I’m writing this note to wish my mom a happy Mother’s Day and to thank her and marvel at her indomitable spirit, faith, fortitude and wanderlust. Traits that thankfully seem to have been passed on to me.
It is Mother’s Day morning. My wife, Ellen, and I are at a roadside cafe in Dong Ha, Vietnam. A sweaty, small city 10 miles inland of the South China Sea with a very busy north-south thoroughfare towards Hue and DaNang. Even on a Sunday morning, semi-trucks, buses and passenger vehicles of all kinds are rolling past, blaring their horns to warn through the endless stream of motor scooters that swarm everywhere in Vietnam.
This is the first town south of the DMZ (demilitarized zone); the 17th parallel area that served as the dividing line between the former North and South Vietnam. The US military had many important bases here and tens of thousands of troops during the ‘American war’, as they call it here. During our brief stopover, we’ve seen some of the places where young men on both sides fought and died and left scars on families and nations.
Of course, mom knows this place. She recently passed through twice on the train. And she likely has been right here at some point in her decades of world-wide travel. Before my father’s death, the two of them took dozens of months-long overseas journeys; Southeast Asia, India, North Africa, Europe, the Middle East, South America. They would leave Cleveland, Ohio (often for winter) and spend weeks exploring both well-traveled and remote places all around the globe – usually on a motorcycle. Naturally, I was working while they were on these escapades. But for years, I desired and dreamed and planned to do the same kind of long-term meandering. And now, Ellen and I do — as early retired vagabonds.
Amazingly, my dear widowed mother, Diane Kortan, is still at it, too. After caring for my stroke-disabled father for four years until his passing, she restarted her global wandering. I won’t say how old she is – but I am 55. And mom was NOT a teenage mother. So to see her venturing off to hike in China, Central Asia (Uzbekistan/Tajikistan), or South America is awe inspiring.
Mom is back home now, helping raise school-aged grandchildren, but in late March she interrupted her solo trekking in Southeast China to meet us in Ho Chi Minh City (Saigon). Ellen and I had spent the previous 5 months hopscotching around Malaysia, Thailand and Cambodia. The three of us shared Airbnb accommodations and explorations for several weeks in Saigon, Dalat, the Mekong delta, and Nha Trang before seeing mom off by train back to Shanghai for her flight home.
Mom was up early each day. She would attend daybreak Catholic mass at every opportunity – walking blocks in the dark to celebrate the Eucharist with what she described as surprisingly large and enthusiastic congregations. Ellen and I slept. On Sundays, I did start what I hope can be a new tradition when possible; accompanying mom to mass and brunch afterward.
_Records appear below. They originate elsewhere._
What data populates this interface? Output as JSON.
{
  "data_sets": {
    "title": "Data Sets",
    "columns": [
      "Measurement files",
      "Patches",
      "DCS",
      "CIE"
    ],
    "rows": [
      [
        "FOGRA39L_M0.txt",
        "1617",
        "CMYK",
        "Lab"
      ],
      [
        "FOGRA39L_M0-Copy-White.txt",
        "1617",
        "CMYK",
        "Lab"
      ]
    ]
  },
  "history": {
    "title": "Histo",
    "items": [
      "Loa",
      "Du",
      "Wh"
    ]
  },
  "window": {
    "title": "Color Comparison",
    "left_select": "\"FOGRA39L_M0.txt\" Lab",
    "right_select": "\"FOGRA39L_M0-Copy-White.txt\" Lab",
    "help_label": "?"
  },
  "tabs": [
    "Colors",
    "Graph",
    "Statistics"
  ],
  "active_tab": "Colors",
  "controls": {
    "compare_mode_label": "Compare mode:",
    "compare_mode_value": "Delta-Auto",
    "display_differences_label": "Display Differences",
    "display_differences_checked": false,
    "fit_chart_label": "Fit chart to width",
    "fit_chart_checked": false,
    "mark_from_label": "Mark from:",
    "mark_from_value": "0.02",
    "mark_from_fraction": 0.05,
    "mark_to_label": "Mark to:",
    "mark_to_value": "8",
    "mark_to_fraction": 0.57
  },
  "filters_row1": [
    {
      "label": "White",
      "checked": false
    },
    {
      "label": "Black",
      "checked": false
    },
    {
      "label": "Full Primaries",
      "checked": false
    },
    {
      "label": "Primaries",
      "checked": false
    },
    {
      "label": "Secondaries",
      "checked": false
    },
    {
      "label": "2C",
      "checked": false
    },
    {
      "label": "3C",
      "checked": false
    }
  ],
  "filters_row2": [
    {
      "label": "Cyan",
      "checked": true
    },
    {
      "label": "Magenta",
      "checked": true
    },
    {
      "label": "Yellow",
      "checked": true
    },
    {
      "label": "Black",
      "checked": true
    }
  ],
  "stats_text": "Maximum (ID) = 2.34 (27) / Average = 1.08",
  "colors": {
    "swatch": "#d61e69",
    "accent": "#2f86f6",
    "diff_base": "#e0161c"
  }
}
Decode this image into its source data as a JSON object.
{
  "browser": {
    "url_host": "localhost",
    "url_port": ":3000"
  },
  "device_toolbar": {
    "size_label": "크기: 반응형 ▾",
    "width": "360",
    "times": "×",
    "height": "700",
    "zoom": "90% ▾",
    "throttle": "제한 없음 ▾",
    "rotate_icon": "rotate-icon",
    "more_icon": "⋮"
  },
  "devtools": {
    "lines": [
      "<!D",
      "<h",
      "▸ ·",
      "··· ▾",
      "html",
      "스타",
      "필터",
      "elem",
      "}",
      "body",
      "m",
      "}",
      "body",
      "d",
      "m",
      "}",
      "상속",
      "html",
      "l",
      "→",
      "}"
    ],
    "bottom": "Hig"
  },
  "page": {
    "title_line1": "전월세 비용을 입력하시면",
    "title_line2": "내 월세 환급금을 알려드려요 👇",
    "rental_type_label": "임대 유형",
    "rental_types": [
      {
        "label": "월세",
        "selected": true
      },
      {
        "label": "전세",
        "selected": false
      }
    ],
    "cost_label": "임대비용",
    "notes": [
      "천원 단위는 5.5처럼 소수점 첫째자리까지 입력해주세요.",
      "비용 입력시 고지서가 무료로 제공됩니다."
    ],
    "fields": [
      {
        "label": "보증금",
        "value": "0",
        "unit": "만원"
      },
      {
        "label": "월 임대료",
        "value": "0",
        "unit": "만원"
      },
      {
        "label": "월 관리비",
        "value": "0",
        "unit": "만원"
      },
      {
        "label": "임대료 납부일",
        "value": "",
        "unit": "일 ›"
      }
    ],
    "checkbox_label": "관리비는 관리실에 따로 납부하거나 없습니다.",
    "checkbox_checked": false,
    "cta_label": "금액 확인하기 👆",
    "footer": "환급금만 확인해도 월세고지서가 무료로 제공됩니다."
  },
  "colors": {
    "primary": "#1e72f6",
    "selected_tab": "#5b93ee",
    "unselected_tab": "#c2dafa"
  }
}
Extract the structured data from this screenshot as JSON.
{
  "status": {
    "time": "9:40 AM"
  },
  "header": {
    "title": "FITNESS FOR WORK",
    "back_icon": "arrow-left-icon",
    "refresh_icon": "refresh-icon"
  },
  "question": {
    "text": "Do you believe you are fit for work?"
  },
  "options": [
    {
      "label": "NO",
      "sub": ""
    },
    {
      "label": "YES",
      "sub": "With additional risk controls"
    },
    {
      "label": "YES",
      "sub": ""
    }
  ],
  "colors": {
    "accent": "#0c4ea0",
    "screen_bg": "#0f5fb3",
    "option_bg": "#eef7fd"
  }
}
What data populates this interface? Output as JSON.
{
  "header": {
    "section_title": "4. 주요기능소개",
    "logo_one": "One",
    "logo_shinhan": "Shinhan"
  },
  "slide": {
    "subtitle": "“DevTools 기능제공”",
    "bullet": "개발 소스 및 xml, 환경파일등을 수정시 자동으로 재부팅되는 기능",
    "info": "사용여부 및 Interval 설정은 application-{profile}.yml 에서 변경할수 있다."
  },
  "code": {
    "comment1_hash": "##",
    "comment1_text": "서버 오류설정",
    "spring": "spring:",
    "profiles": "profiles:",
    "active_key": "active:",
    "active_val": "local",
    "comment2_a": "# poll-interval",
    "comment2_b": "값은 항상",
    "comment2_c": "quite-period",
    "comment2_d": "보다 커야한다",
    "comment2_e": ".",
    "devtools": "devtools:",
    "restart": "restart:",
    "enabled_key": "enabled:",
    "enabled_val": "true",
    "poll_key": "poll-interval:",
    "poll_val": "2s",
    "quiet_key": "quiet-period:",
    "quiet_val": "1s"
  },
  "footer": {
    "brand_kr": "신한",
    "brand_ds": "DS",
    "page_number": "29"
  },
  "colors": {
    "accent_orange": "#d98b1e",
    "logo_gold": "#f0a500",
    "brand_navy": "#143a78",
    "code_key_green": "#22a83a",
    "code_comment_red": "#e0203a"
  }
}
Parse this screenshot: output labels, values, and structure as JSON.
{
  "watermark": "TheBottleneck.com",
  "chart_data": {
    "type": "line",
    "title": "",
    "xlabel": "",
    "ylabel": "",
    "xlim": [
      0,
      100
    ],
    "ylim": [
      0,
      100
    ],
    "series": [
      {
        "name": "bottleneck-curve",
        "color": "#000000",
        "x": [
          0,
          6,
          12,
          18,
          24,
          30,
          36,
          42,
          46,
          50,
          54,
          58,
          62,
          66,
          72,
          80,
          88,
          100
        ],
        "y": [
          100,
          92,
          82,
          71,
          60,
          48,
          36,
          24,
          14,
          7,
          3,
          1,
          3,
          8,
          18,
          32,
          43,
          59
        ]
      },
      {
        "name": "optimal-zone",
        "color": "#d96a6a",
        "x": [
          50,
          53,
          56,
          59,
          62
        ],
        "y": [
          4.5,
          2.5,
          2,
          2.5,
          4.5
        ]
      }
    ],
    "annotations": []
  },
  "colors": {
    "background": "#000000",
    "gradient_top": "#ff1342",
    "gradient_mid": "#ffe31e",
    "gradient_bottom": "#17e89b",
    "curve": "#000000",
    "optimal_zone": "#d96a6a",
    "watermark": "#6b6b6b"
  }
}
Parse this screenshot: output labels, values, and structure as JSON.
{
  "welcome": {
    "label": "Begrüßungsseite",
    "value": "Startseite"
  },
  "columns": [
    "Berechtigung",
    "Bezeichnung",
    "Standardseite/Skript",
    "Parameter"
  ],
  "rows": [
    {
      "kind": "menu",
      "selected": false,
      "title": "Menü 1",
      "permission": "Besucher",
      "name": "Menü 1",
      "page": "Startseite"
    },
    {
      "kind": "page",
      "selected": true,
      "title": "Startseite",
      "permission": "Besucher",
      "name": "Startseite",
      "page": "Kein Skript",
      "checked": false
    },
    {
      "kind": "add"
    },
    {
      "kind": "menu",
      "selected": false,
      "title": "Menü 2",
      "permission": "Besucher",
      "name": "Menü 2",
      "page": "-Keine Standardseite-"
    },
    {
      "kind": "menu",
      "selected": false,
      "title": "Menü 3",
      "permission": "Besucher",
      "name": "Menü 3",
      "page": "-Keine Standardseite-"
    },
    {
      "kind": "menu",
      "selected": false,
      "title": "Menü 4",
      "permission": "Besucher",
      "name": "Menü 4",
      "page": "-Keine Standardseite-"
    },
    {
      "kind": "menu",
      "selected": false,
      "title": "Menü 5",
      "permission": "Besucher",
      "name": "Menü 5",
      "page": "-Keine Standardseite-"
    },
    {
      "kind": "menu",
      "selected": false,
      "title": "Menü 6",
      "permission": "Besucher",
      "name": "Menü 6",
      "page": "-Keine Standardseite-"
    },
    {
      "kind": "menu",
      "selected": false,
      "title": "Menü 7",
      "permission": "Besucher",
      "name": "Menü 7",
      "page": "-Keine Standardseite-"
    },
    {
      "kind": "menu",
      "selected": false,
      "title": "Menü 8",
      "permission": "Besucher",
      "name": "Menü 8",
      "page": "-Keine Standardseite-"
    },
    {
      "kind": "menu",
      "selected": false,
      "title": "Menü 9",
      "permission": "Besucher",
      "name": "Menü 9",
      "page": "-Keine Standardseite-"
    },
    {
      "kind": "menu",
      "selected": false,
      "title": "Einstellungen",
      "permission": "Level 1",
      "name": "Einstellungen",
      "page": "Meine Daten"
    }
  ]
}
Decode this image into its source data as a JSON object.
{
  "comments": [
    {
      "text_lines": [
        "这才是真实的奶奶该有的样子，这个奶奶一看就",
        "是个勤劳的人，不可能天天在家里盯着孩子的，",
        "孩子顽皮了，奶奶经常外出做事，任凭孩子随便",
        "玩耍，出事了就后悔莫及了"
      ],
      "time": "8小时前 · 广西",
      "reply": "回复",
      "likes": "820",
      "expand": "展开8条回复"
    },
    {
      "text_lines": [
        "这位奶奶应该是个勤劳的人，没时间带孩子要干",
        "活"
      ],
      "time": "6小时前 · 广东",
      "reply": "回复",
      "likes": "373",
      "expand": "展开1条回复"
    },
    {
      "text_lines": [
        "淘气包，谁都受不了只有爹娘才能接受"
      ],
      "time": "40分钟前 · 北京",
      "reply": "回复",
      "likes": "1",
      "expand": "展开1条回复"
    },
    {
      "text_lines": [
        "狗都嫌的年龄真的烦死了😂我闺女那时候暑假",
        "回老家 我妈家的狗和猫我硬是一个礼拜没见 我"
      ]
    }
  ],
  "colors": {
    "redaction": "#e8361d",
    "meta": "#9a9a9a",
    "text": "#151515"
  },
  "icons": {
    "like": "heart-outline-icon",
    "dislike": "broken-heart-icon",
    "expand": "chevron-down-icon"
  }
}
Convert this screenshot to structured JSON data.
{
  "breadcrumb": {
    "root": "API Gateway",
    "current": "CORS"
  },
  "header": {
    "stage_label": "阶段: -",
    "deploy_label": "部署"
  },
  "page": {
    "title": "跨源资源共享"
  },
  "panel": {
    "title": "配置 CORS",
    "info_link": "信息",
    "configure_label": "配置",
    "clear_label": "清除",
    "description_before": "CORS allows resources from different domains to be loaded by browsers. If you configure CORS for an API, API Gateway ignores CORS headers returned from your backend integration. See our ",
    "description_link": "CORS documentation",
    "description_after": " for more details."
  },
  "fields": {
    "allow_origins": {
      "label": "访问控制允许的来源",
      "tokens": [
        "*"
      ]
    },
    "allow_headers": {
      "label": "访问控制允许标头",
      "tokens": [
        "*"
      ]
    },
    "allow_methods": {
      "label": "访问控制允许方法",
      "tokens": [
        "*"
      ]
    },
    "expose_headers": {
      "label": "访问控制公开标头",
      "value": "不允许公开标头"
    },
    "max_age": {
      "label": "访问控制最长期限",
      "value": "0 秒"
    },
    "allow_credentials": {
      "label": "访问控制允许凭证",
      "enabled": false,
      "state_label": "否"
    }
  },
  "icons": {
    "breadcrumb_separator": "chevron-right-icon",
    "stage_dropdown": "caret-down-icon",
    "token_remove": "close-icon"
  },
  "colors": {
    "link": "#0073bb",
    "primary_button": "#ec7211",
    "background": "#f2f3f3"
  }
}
We all took buses and boat rides, went to markets and temples, ate strange street food and did near-fine dining in our raggedy clothes. Together we struggled with menus and maps – and always with the Vietnamese language. I will never forget seeing her disappear down into one of the tiny Cu Chi tunnels used by the Viet Cong in wartime, now a tourist attraction. My favorite memory however, is hearing her squeal like a school girl as we rode a speedy, twisting, roller-coaster type ride at a Dalat waterfall park — holding her tight as we careened down the steep steel track.
The experience was priceless. The photos are forever. It was the most time we had spent together since I lived at home as a juvenile. A subsequent period of estrangement evolved into 20-some years of standard get-togethers for holidays and family birthdays. Those gatherings were fun and memorable but far different than literally living with a parent again and enjoying a new and foreign culture together. Both Ellen and myself felt blessed and thrilled — and we remain so impressed with mom’s energy and adaptability and patient, loving, accepting attitude towards us and everyone we met.
So happy Mother’s Day, mom. Thank you for the years of travel demonstrations. You’re incredible! We love you. You have – and can still – ‘out travel’ us. And your adventures have inspired us to pursue this dream-like nomadic lifestyle. We know you are planning to continue to experience more of the earth and this life – as are we. And we sincerely hope we can cross our paths again and spend more time together somewhere new.